First of all, what was the process used to justify this killing of an American citizen? Apparently, there was a secret memo by two justice department lawyers prepared to specifically justify the assassination of Awlaki. But what was the basis of the memo? What are the legal principles on which it was based? Did the president personally authorize the killing? Press reports point only to the two justice department lawyers. Is this enough to justify the killing of an American citizen? And what are the checks and balances?

If the justice department wants to put a wiretap on your home, they are supposed to obtain judicial approval. Should not a process at least equally protective be applied to the taking of the life of a U. S. citizen?

I was in the nation’s capitol last week participating in a seminar on ideas for the country’s future, and listened to Supreme Court Justice Anton Scalia talk about the uniqueness of America. He said most people feel the bill of rights makes us special. But what really sets our democratic system apart, Scalia noted, are this three branches of government that are unique and that serve as a check and balance on any abuse of an individual’s rights and freedoms. So the question is, should the justice department have the power to make a unilateral decision to kill an American citizen? Should another branch, in this case the judiciary, have to sign off on such a life and death decision? Should not the President himself be involved?

Secondly, what precedent has the U.S. set by using drones to kill Americans on foreign soil? The attack didn’t take place in Iraq or Afghanistan where we are in continuing warfare. It was launched and exploded in Yemen, a friendly country. So where are lines drawn? If a Mexican citizen is a murderer wanted in Mexico, but hiding out in Arizona, is the Mexican military justified in sending a drone missile over the border and into U.S. territory to kill the accused? This is not all that farfetched. Just last December, a drone was launched by Mexican police, and ended up crashing in an El Paso neighborhood.

As The New York Times recently reported, “American defense analysts count more than 50 countries that have built or bought unmanned aerial vehicles, or U.A.V.’s, and the number is rising every month. Most are designed for surveillance, but as the United States has found, adding missiles or bombs is hardly a technical challenge.” Again, what is the process? We have set precedents that other countries will point to in the use of drones for what they will argue is in their own defense.

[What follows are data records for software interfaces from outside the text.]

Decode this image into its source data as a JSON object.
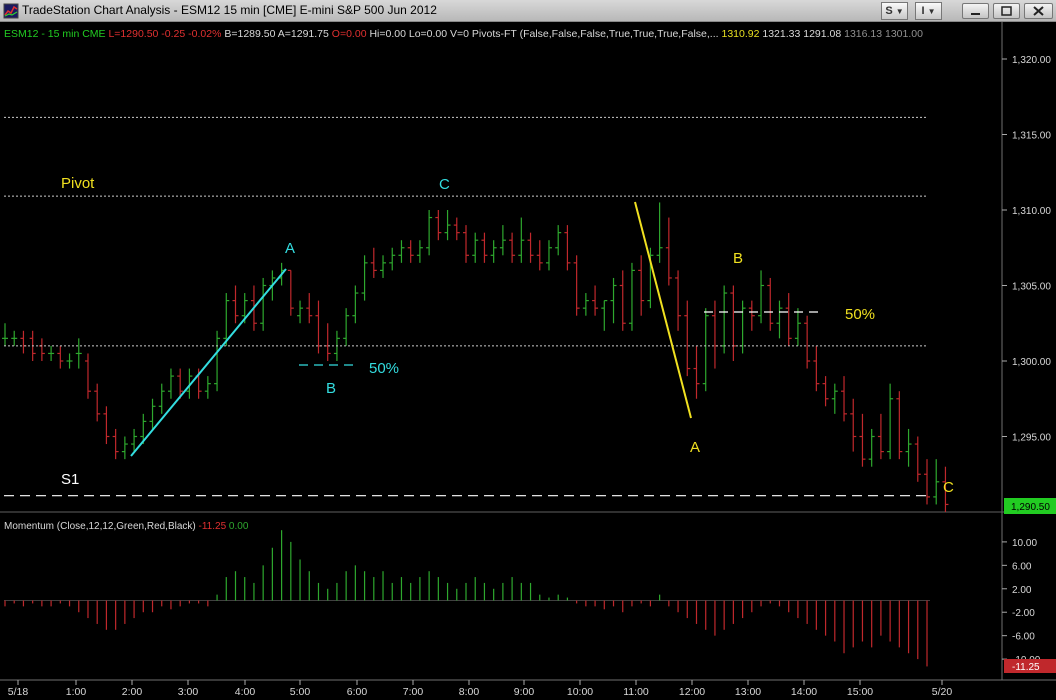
{
  "window": {
    "title": "TradeStation Chart Analysis - ESM12 15 min [CME] E-mini S&P 500 Jun 2012",
    "menu_buttons": [
      {
        "label": "S",
        "icon": "chevron-down-icon"
      },
      {
        "label": "I",
        "icon": "chevron-down-icon"
      }
    ],
    "controls": [
      "minimize-icon",
      "maximize-icon",
      "close-icon"
    ]
  },
  "colors": {
    "background": "#000000",
    "up_bar": "#2ea82e",
    "down_bar": "#c0282c",
    "cyan": "#33dde0",
    "yellow": "#f0e020",
    "axis_text": "#d8d8d8",
    "price_tag": "#22cc22"
  },
  "status_line": [
    {
      "text": "ESM12 - 15 min  CME",
      "color": "#22cc22"
    },
    {
      "text": "L=1290.50",
      "color": "#e03030"
    },
    {
      "text": "-0.25",
      "color": "#e03030"
    },
    {
      "text": "-0.02%",
      "color": "#e03030"
    },
    {
      "text": "B=1289.50",
      "color": "#d8d8d8"
    },
    {
      "text": "A=1291.75",
      "color": "#d8d8d8"
    },
    {
      "text": "O=0.00",
      "color": "#e03030"
    },
    {
      "text": "Hi=0.00",
      "color": "#d8d8d8"
    },
    {
      "text": "Lo=0.00",
      "color": "#d8d8d8"
    },
    {
      "text": "V=0",
      "color": "#d8d8d8"
    },
    {
      "text": "Pivots-FT (False,False,False,True,True,True,False,...",
      "color": "#d8d8d8"
    },
    {
      "text": "1310.92",
      "color": "#e8e020"
    },
    {
      "text": "1321.33",
      "color": "#d8d8d8"
    },
    {
      "text": "1291.08",
      "color": "#d8d8d8"
    },
    {
      "text": "1316.13",
      "color": "#909090"
    },
    {
      "text": "1301.00",
      "color": "#909090"
    }
  ],
  "indicator_line": [
    {
      "text": "Momentum (Close,12,12,Green,Red,Black)",
      "color": "#d8d8d8"
    },
    {
      "text": "-11.25",
      "color": "#e03030"
    },
    {
      "text": "0.00",
      "color": "#2ea82e"
    }
  ],
  "chart_data": [
    {
      "type": "ohlc",
      "x_ticks": [
        "5/18",
        "1:00",
        "2:00",
        "3:00",
        "4:00",
        "5:00",
        "6:00",
        "7:00",
        "8:00",
        "9:00",
        "10:00",
        "11:00",
        "12:00",
        "13:00",
        "14:00",
        "15:00",
        "5/20"
      ],
      "y_ticks": [
        "1,320.00",
        "1,315.00",
        "1,310.00",
        "1,305.00",
        "1,300.00",
        "1,295.00"
      ],
      "ylim": [
        1288,
        1323
      ],
      "last_price": "1,290.50",
      "bars": [
        [
          1301.5,
          1302.5,
          1301,
          1301.5
        ],
        [
          1301.5,
          1302,
          1301,
          1301.5
        ],
        [
          1301.5,
          1302,
          1300.5,
          1301
        ],
        [
          1301.5,
          1302,
          1300,
          1300.5
        ],
        [
          1301,
          1301.5,
          1300,
          1300.5
        ],
        [
          1300.5,
          1301,
          1300,
          1300.5
        ],
        [
          1300.5,
          1301,
          1299.5,
          1300
        ],
        [
          1300,
          1300.5,
          1299.5,
          1300
        ],
        [
          1300.5,
          1301.5,
          1299.5,
          1300.5
        ],
        [
          1300,
          1300.5,
          1297.5,
          1298
        ],
        [
          1298,
          1298.5,
          1296,
          1296.5
        ],
        [
          1296.5,
          1297,
          1294.5,
          1295
        ],
        [
          1295,
          1295.5,
          1293.5,
          1294
        ],
        [
          1294,
          1295,
          1293.5,
          1294.5
        ],
        [
          1294.5,
          1295.5,
          1294,
          1295
        ],
        [
          1295,
          1296.5,
          1294.5,
          1296
        ],
        [
          1296,
          1297.5,
          1295.5,
          1297
        ],
        [
          1297,
          1298.5,
          1296.5,
          1298
        ],
        [
          1298,
          1299.5,
          1297.5,
          1299
        ],
        [
          1299,
          1299.5,
          1297.5,
          1298
        ],
        [
          1298,
          1299.5,
          1297.5,
          1299
        ],
        [
          1299,
          1299.5,
          1297.5,
          1298
        ],
        [
          1298,
          1299,
          1297.5,
          1298.5
        ],
        [
          1298.5,
          1302,
          1298,
          1301.5
        ],
        [
          1301.5,
          1304.5,
          1301,
          1304
        ],
        [
          1304,
          1305,
          1302.5,
          1303
        ],
        [
          1303,
          1304.5,
          1302.5,
          1304
        ],
        [
          1304,
          1305,
          1302,
          1302.5
        ],
        [
          1302.5,
          1305.5,
          1302,
          1305
        ],
        [
          1305,
          1306,
          1304,
          1305.5
        ],
        [
          1305.5,
          1306.5,
          1305,
          1306
        ],
        [
          1306,
          1306,
          1303,
          1303.5
        ],
        [
          1303,
          1304,
          1302.5,
          1303.5
        ],
        [
          1303.5,
          1304.5,
          1302.5,
          1303
        ],
        [
          1303,
          1304,
          1300.5,
          1301
        ],
        [
          1301,
          1302.5,
          1300,
          1300.5
        ],
        [
          1300.5,
          1302,
          1300,
          1301.5
        ],
        [
          1301.5,
          1303.5,
          1301,
          1303
        ],
        [
          1303,
          1305,
          1302.5,
          1304.5
        ],
        [
          1304.5,
          1307,
          1304,
          1306.5
        ],
        [
          1306.5,
          1307.5,
          1305.5,
          1306
        ],
        [
          1306,
          1307,
          1305.5,
          1306.5
        ],
        [
          1306.5,
          1307.5,
          1306,
          1307
        ],
        [
          1307,
          1308,
          1306.5,
          1307.5
        ],
        [
          1307.5,
          1308,
          1306.5,
          1307
        ],
        [
          1307,
          1308,
          1306.5,
          1307.5
        ],
        [
          1307.5,
          1310,
          1307,
          1309.5
        ],
        [
          1309.5,
          1310,
          1308,
          1308.5
        ],
        [
          1308.5,
          1310,
          1308,
          1309
        ],
        [
          1309,
          1309.5,
          1308,
          1308.5
        ],
        [
          1308.5,
          1309,
          1306.5,
          1307
        ],
        [
          1307,
          1308.5,
          1306.5,
          1308
        ],
        [
          1308,
          1308.5,
          1306.5,
          1307
        ],
        [
          1307,
          1308,
          1306.5,
          1307.5
        ],
        [
          1307.5,
          1309,
          1307,
          1308
        ],
        [
          1308,
          1308.5,
          1306.5,
          1307
        ],
        [
          1307,
          1309.5,
          1306.5,
          1308
        ],
        [
          1308,
          1308.5,
          1306.5,
          1307
        ],
        [
          1307,
          1308,
          1306,
          1306.5
        ],
        [
          1306.5,
          1308,
          1306,
          1307.5
        ],
        [
          1307.5,
          1309,
          1307,
          1308.5
        ],
        [
          1308.5,
          1309,
          1306,
          1306.5
        ],
        [
          1306.5,
          1307,
          1303,
          1303.5
        ],
        [
          1303.5,
          1304.5,
          1303,
          1304
        ],
        [
          1304,
          1305,
          1303,
          1303.5
        ],
        [
          1303.5,
          1304,
          1302,
          1304
        ],
        [
          1304,
          1305.5,
          1302.5,
          1305
        ],
        [
          1305,
          1306,
          1302,
          1302.5
        ],
        [
          1302.5,
          1306.5,
          1302,
          1306
        ],
        [
          1306,
          1307,
          1303,
          1304
        ],
        [
          1304,
          1307.5,
          1303.5,
          1307
        ],
        [
          1307,
          1310.5,
          1306.5,
          1307.5
        ],
        [
          1307.5,
          1309.5,
          1305,
          1305.5
        ],
        [
          1305.5,
          1306,
          1302,
          1303
        ],
        [
          1303,
          1304,
          1299,
          1299.5
        ],
        [
          1299.5,
          1301,
          1297.5,
          1298.5
        ],
        [
          1298.5,
          1303.5,
          1298,
          1303
        ],
        [
          1303,
          1304,
          1299.5,
          1301
        ],
        [
          1301,
          1305,
          1300.5,
          1304.5
        ],
        [
          1304.5,
          1305,
          1300,
          1301
        ],
        [
          1301,
          1304,
          1300.5,
          1303.5
        ],
        [
          1303.5,
          1304,
          1302,
          1303
        ],
        [
          1303,
          1306,
          1302.5,
          1305
        ],
        [
          1305,
          1305.5,
          1302,
          1302.5
        ],
        [
          1302.5,
          1304,
          1301.5,
          1303.5
        ],
        [
          1303.5,
          1304.5,
          1301,
          1301.5
        ],
        [
          1301.5,
          1303.5,
          1301,
          1302.5
        ],
        [
          1302.5,
          1303,
          1299.5,
          1300
        ],
        [
          1300,
          1301,
          1298,
          1298.5
        ],
        [
          1298.5,
          1299,
          1297,
          1297.5
        ],
        [
          1297.5,
          1298.5,
          1296.5,
          1298
        ],
        [
          1298,
          1299,
          1296,
          1296.5
        ],
        [
          1296.5,
          1297.5,
          1294,
          1295
        ],
        [
          1295,
          1296.5,
          1293,
          1293.5
        ],
        [
          1293.5,
          1295.5,
          1293,
          1295
        ],
        [
          1295,
          1296.5,
          1293.5,
          1294
        ],
        [
          1294,
          1298.5,
          1293.5,
          1297.5
        ],
        [
          1297.5,
          1298,
          1293.5,
          1294
        ],
        [
          1294,
          1295.5,
          1293,
          1294.5
        ],
        [
          1294.5,
          1295,
          1292,
          1292.5
        ],
        [
          1292.5,
          1293.5,
          1290.5,
          1291
        ],
        [
          1291,
          1293.5,
          1290.5,
          1292
        ],
        [
          1292,
          1293,
          1290,
          1290.5
        ]
      ],
      "levels": [
        {
          "value": 1316.13,
          "style": "dotted"
        },
        {
          "value": 1310.92,
          "style": "dotted",
          "label": "Pivot"
        },
        {
          "value": 1301.0,
          "style": "dotted"
        },
        {
          "value": 1291.08,
          "style": "dashed",
          "label": "S1"
        }
      ],
      "annotations": [
        {
          "text": "A",
          "color": "cyan"
        },
        {
          "text": "B",
          "color": "cyan"
        },
        {
          "text": "C",
          "color": "cyan"
        },
        {
          "text": "50%",
          "color": "cyan"
        },
        {
          "text": "A",
          "color": "yellow"
        },
        {
          "text": "B",
          "color": "yellow"
        },
        {
          "text": "C",
          "color": "yellow"
        },
        {
          "text": "50%",
          "color": "yellow"
        }
      ]
    },
    {
      "type": "bar",
      "title": "Momentum (Close,12,12,Green,Red,Black)",
      "y_ticks": [
        "10.00",
        "6.00",
        "2.00",
        "-2.00",
        "-6.00",
        "-10.00"
      ],
      "ylim": [
        -14,
        14
      ],
      "last_value": "-11.25",
      "values": [
        -1,
        -0.5,
        -1,
        -0.5,
        -1,
        -1,
        -0.5,
        -1,
        -2,
        -3,
        -4,
        -5,
        -5,
        -4,
        -3,
        -2,
        -2,
        -1,
        -1.5,
        -1,
        -0.5,
        -0.5,
        -1,
        1,
        4,
        5,
        4,
        3,
        6,
        9,
        12,
        10,
        7,
        5,
        3,
        2,
        3,
        5,
        6,
        5,
        4,
        5,
        3,
        4,
        3,
        4,
        5,
        4,
        3,
        2,
        3,
        4,
        3,
        2,
        3,
        4,
        3,
        3,
        1,
        0.5,
        1,
        0.5,
        -0.5,
        -1,
        -1,
        -1.5,
        -1,
        -2,
        -1,
        -0.5,
        -1,
        1,
        -1,
        -2,
        -3,
        -4,
        -5,
        -6,
        -5,
        -4,
        -3,
        -2,
        -1,
        -0.5,
        -1,
        -2,
        -3,
        -4,
        -5,
        -6,
        -7,
        -9,
        -8,
        -7,
        -8,
        -6,
        -7,
        -8,
        -9,
        -10,
        -11.25
      ]
    }
  ]
}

In the case of Awlaki, maybe there was justification to take him out. But when government takes a life, even in times of war, there should be rules of engagement. There should be a process under which any attack, particularly on an American citizen, should be spelled out. It was all too secret. Americans need and deserve a better explanation.


“Everything secret degenerates, even the administration of justice; nothing is safe that does not show how it can bear discussion and publicity.” Lord Action

Peace and Justice

Jim Brown

Jim Brown’s syndicated column appears each week in numerous newspapers throughout the South and on websites worldwide. You can read all his past columns and see continuing updates at You can also hear Jim’s nationally syndicated radio show each Sunday morning from 9 am till 11:00 am, central time, on the Genesis Radio Network, with a live stream at